In regard, to the second aspect of Mr Garrett’s complaint – Mr Fisher’s reporting – Ms Cropp argues that he has been balanced in his reporting.She points out that Mr Fisher has reported quotes from the Trust without commentary on a number of criminal justice issues over a number of years.She also notes that the founder of the Sensible Sentencing Trust, Garth McVicar, has said to Mr Fisher that he has been a ‘straight up, honest journalist’.Ms Cropp advises that Mr Fisher does recall visiting Mr Garrett’s house seeking comment on another story but was asked to leave and did so.

In regard to the third aspect of Mr Garrett’s complaint, Ms Cropp disputes that Mr Garrett’s breakdown and subsequent on-going mental health issues are well known and disputes that Mr Fisher’s reporting was intended to exacerbate Mr Garrett’s health issues.Ms Cropp points out that the article in question was based on a series of text messages on the effectiveness of the three strikes law.

The Decision

The New Zealand Media Council bases its decisions on a set of publically available principles.While the complaint was not lodged under any of these principles, the principle of Privacy is the most relevant for this complaint.

The Privacy Principle states ‘Everyone is normally entitled to privacy of person, space and personal information, and these rights should be respected by publications. Nevertheless the right of privacy should not interfere with publication of significant matters of public record or public interest…. Those suffering from trauma or grief call for special consideration.’

Under this Principle the point for decision is whether the inclusion of a paragraph outlining a previous conviction is a breach of Mr Garrett’s privacy or part of the public record or public interest.While Mr Garrett makes the point that the identity theft occurred in 1984, it was not detected until more recently.Mr Garrett, himself, makes the point that he can see that his more recent offences that were reported in another paragraph are not subject to his complaint.
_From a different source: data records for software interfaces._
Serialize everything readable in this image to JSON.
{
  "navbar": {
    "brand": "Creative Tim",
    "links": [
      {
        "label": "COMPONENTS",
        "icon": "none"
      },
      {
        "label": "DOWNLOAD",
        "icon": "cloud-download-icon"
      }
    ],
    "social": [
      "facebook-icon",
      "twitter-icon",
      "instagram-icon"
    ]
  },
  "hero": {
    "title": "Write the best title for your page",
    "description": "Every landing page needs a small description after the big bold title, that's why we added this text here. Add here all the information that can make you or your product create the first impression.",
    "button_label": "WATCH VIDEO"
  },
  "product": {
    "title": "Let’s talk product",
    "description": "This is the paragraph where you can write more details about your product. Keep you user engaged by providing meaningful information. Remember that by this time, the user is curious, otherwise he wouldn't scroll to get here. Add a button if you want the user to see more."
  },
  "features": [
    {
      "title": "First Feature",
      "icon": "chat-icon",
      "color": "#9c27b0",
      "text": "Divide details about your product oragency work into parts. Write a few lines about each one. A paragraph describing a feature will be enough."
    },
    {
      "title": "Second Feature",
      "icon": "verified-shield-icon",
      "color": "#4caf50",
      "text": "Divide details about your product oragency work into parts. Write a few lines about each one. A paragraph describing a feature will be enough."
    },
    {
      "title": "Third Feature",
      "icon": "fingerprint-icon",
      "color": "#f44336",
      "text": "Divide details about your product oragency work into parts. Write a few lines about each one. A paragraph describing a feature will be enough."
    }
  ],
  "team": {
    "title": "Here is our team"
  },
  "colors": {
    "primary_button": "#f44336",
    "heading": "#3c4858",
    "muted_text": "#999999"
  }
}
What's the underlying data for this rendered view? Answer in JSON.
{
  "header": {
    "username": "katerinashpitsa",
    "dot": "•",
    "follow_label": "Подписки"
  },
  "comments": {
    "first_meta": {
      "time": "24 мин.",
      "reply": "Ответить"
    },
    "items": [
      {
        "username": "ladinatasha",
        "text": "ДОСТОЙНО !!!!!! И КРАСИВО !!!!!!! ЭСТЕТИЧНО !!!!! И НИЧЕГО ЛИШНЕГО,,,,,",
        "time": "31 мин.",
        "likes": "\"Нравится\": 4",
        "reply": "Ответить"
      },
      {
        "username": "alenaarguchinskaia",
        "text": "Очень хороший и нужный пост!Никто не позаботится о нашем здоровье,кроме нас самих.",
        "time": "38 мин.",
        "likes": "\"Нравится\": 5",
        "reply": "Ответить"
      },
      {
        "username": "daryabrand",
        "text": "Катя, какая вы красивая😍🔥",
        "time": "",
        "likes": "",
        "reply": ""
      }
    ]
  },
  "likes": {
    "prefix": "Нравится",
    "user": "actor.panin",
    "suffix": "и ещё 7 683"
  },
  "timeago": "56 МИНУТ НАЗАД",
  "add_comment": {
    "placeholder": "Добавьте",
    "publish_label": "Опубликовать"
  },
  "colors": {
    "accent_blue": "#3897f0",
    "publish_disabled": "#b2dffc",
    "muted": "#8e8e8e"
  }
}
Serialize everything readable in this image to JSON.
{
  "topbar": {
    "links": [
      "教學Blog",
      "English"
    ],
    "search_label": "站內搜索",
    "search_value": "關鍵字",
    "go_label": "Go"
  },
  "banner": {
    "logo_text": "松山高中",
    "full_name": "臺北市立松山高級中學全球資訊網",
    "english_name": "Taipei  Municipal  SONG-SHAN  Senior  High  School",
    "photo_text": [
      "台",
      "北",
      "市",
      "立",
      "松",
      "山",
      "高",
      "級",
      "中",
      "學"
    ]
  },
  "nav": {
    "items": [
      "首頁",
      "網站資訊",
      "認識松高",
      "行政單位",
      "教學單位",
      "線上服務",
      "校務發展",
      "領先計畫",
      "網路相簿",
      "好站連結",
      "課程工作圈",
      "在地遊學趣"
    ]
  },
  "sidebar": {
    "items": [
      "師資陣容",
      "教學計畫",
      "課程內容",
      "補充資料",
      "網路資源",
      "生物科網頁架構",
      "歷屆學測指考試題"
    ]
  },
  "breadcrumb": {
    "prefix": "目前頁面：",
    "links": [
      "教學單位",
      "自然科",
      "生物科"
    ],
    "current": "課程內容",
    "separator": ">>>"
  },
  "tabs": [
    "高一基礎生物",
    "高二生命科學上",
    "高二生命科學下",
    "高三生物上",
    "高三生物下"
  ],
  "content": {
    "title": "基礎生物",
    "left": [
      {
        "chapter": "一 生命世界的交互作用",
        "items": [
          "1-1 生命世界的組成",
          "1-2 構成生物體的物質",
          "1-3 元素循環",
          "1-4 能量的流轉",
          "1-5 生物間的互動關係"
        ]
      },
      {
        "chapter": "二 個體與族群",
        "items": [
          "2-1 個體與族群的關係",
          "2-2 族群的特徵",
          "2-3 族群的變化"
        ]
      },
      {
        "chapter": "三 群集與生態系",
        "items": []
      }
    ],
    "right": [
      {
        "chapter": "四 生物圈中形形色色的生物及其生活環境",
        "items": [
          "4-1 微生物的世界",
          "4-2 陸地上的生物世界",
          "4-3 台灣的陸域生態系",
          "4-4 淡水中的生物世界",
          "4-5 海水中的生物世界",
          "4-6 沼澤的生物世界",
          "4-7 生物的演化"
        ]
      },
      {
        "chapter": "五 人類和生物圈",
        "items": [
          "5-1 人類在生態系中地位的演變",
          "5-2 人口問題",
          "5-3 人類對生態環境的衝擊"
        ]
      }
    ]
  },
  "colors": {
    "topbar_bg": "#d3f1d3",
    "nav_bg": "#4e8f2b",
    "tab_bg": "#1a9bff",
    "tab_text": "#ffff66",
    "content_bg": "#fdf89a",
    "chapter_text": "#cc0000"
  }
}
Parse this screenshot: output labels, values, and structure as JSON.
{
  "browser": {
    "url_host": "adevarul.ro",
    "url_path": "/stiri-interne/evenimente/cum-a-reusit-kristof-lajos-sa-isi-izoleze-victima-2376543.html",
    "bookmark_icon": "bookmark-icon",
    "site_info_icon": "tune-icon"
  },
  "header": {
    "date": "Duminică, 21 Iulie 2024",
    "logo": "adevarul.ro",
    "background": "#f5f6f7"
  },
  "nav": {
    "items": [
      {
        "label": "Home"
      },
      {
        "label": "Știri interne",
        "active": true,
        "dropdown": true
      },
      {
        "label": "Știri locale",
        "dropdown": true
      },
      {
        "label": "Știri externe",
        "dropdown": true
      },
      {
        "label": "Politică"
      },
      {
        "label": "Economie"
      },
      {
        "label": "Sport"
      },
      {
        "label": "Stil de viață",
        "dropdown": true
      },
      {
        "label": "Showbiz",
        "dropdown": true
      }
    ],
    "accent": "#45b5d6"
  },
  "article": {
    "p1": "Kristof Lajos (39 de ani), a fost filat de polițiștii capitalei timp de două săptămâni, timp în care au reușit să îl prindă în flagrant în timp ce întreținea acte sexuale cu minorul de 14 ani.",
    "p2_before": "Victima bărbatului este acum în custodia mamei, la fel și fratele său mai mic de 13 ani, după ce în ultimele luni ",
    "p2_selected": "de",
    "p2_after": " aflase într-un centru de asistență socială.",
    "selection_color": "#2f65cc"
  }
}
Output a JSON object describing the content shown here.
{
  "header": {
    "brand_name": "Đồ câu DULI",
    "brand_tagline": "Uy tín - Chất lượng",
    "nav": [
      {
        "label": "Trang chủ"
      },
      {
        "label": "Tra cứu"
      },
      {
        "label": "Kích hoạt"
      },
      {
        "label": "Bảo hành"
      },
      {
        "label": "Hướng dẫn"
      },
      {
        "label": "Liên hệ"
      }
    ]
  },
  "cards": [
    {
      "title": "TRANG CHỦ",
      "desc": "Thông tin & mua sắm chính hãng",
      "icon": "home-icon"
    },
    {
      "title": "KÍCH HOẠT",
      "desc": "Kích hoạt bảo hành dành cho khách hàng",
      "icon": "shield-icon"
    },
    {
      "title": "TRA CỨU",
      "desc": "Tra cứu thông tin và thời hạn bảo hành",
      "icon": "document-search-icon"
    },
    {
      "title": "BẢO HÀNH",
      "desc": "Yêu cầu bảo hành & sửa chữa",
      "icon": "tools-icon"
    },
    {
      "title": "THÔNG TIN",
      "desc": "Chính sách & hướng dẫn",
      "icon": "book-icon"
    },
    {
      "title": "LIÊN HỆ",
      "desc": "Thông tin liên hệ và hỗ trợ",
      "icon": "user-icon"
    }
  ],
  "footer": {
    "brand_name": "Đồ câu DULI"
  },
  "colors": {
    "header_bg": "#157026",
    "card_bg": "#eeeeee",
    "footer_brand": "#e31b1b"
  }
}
Mr Garrett states that ‘I myself can see the irony in a ‘tough on crime’ advocate himself having relatively recent convictions’.The Media Council considers his recently discovered identity theft in a similar light.

In this regard, the Media Council is in line with the judgment from the BSA.If reporting of a person’s history is accurate and moderate and relevant to the story at hand, then it should be part of the public record and of interest to the public.

In regard to issues of the balance of Mr Fisher’s reporting, the Media Council focuses on the complaint and article at hand.The Council considers the article in question to be balanced and initiated by a series of text messages from Mr Garrett to a reporter.

Similarly, in regard to issue of Mr Garrett’s mental health, the Council can see no evidence that the reporter actively sought to disturb Mr Garrett.Indeed, the article is a result of communication from the complainant to a reporter.

The complaint is not upheld.

Media Council members considering the complaint were Sir John Hansen, Liz Brown, Jo Cribb, Chris Darlow, Tiumalu Peter Fa’afiu, Jenny Farrell, Hank Schouten, Christina Tay, Tim Watkin and Tracy Watkins.